(Problem to solve):
Repeat each line of the data below exactly, but skip the pictures.

(Material for the task):
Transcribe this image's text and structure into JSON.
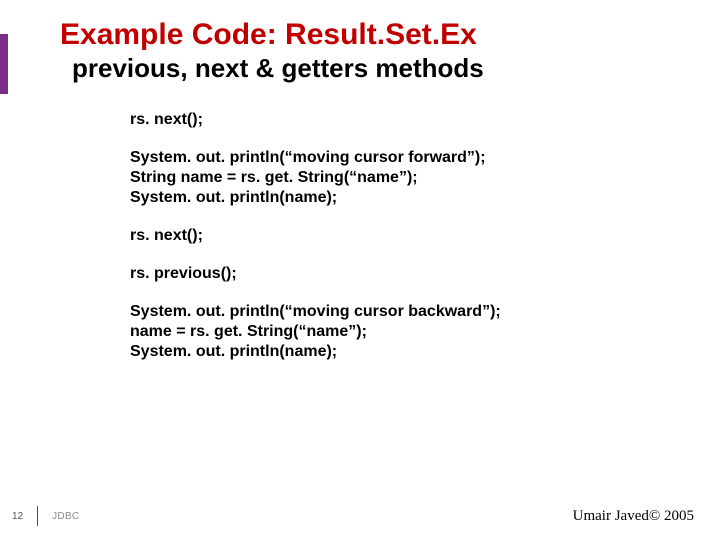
{
  "colors": {
    "accent": "#7A2E8C",
    "title": "#C00000"
  },
  "title": "Example Code: Result.Set.Ex",
  "subtitle": "previous, next & getters methods",
  "code": {
    "p1": "rs. next();",
    "p2a": "System. out. println(“moving cursor forward”);",
    "p2b": "String name = rs. get. String(“name”);",
    "p2c": "System. out. println(name);",
    "p3": "rs. next();",
    "p4": "rs. previous();",
    "p5a": "System. out. println(“moving cursor backward”);",
    "p5b": "name = rs. get. String(“name”);",
    "p5c": "System. out. println(name);"
  },
  "footer": {
    "page": "12",
    "section": "JDBC",
    "credit": "Umair Javed© 2005"
  }
}
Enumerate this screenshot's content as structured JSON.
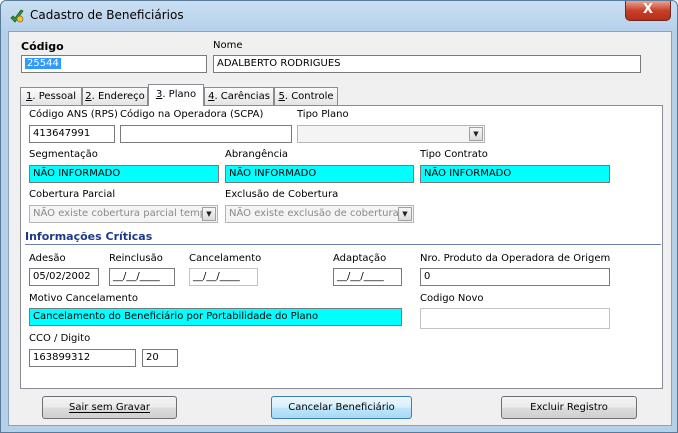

(Exercise answer):
Transcribe this image's text and structure into JSON.
{
  "colors": {
    "accent": "#7A2E8C",
    "title": "#C00000"
  },
  "title": "Example Code: Result.Set.Ex",
  "subtitle": "previous, next & getters methods",
  "code": {
    "p1": "rs. next();",
    "p2a": "System. out. println(“moving cursor forward”);",
    "p2b": "String name = rs. get. String(“name”);",
    "p2c": "System. out. println(name);",
    "p3": "rs. next();",
    "p4": "rs. previous();",
    "p5a": "System. out. println(“moving cursor backward”);",
    "p5b": "name = rs. get. String(“name”);",
    "p5c": "System. out. println(name);"
  },
  "footer": {
    "page": "12",
    "section": "JDBC",
    "credit": "Umair Javed© 2005"
  }
}
Enumerate this screenshot's content as structured JSON.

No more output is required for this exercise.